3. As said the monarchy concentrates on the monarch and the future, thus the crown prince(ss) and his/her family. Your main job will be to support them in their role. That means that if you are marrying a less important member of the royal family, you’re not going to be the star yourself. One has always to take in consideration what the most important members of the family do, and not overshadow them. Also when having engagements with your partner – especially abroad – he/she, as a born royal, might well be the most important guest, and you’re the one who has to show support.

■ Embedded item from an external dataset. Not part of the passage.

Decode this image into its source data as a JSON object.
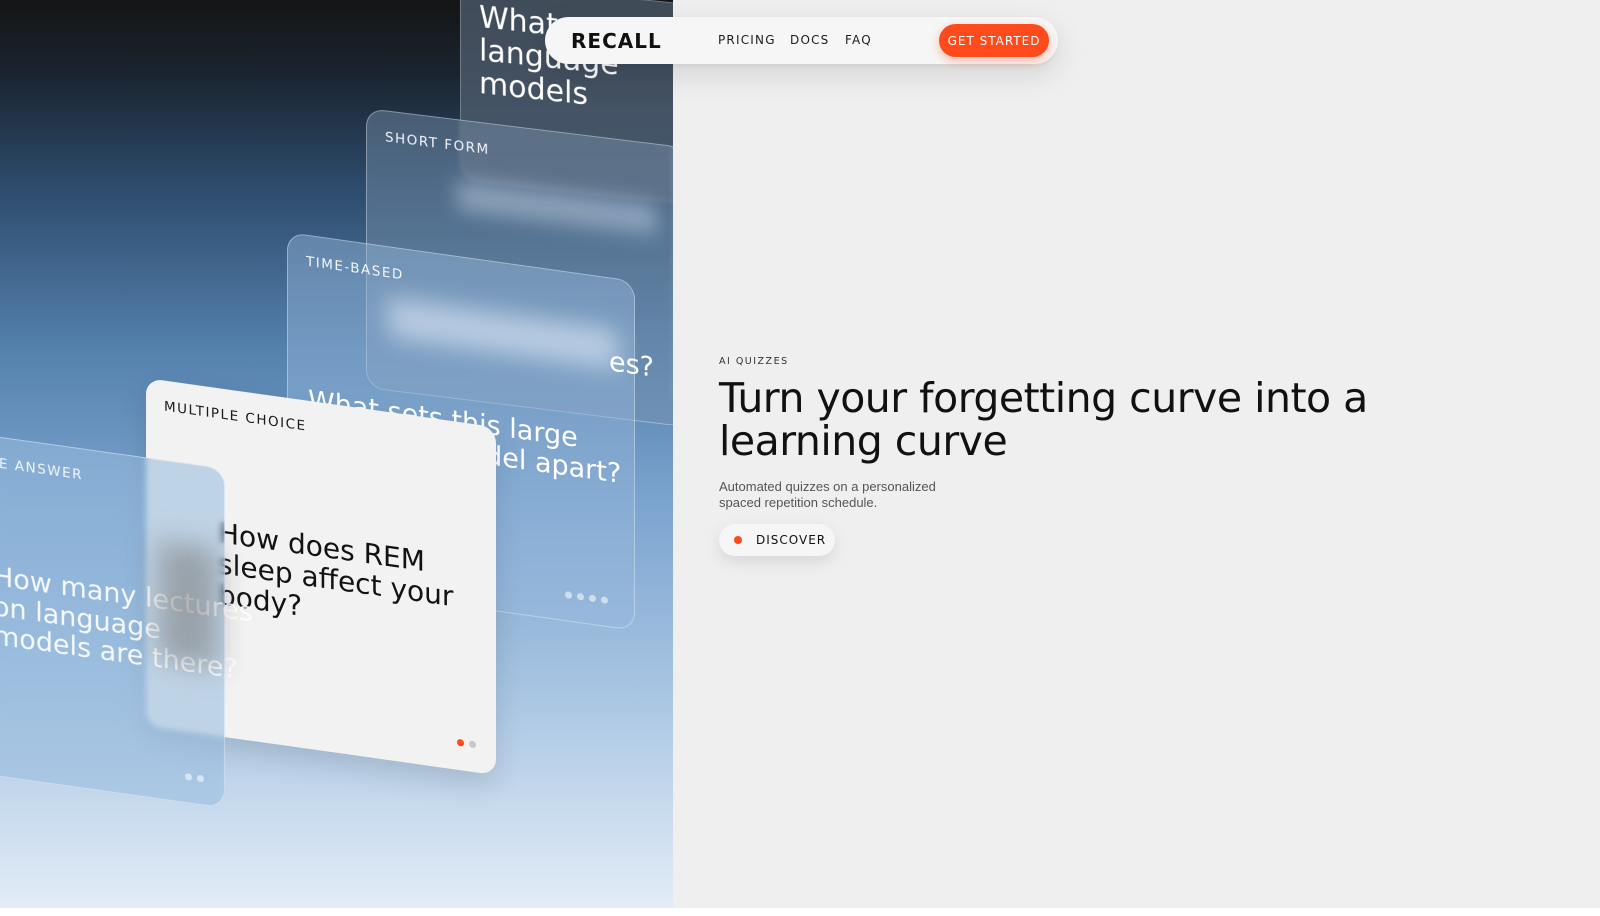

Define the subjects you’re interested in, see how they fit with the ones of other family members. Distinguish yourself, develop your own profile. Sooner or later you will receive your own patronages. You might not be able to speak freely about private things or politics. But by showing commitment and passion for the subjects you care for, you can give signs in another way. Also without giving your opinion loudly, you will have a voice that is strong and sometimes well heard all over the world. Queen Máxima of the Netherlands used her former career as banker to get involved into microfinance and inclusive finance, the Duchess of Cornwall and Princess Laurentien of the Netherlands for example chose to battle illiteracy. Others fight for the environment, animals, HIV/AIDS, children, violence … There is always something that needs your attention.

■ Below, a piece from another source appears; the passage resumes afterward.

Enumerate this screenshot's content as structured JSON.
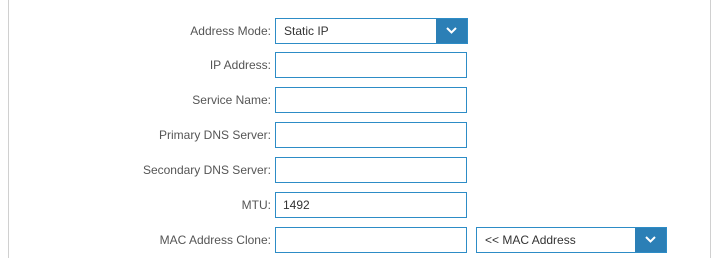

Once you’re fully settled and am used to your royal and rather public life, you might slowly be able to make changes to your work, the way you’re dressing or other things. But never too quick. One has to be patient.
Remember: quite understandable royal life is simply not everybody’s cup of tea. In the past marriages would be unequal if you weren’t a royal or noble, and your partner might even lose succession rights, but that is seldomly the case anymore. There are countries where you could choose not to ask for permission to get married, in others your partner could step down from his position and “leave” the family. Such a step gives you more freedom. But it is something that is to be considered carefully, and in cooperation with the family, as it might mean huge changes for all of you. It however won’t mean that the media isn’t interested in you anymore, and certainly if your partner is not used to a life outside the royal family, and earning his/her own money, it might be a challenge for him/her too.
Whether you are a working royal or not. It is important to stay discrete any time, don’t speak extensively about the family, don’t cause scandals. As a family member it is simply your duty to protect the monarchy, even when you’re not directly working for them.
2 thoughts on “A huge step: becoming royal”
So well said. You should send this as a matter of course to everyone marrying in to a royal family. No one is more important than the Monarch, the institution or the country.
I agree. Even Blind Freddie can see if one marries into the British Royal Family, their role is to support the Monarch, not the other way around.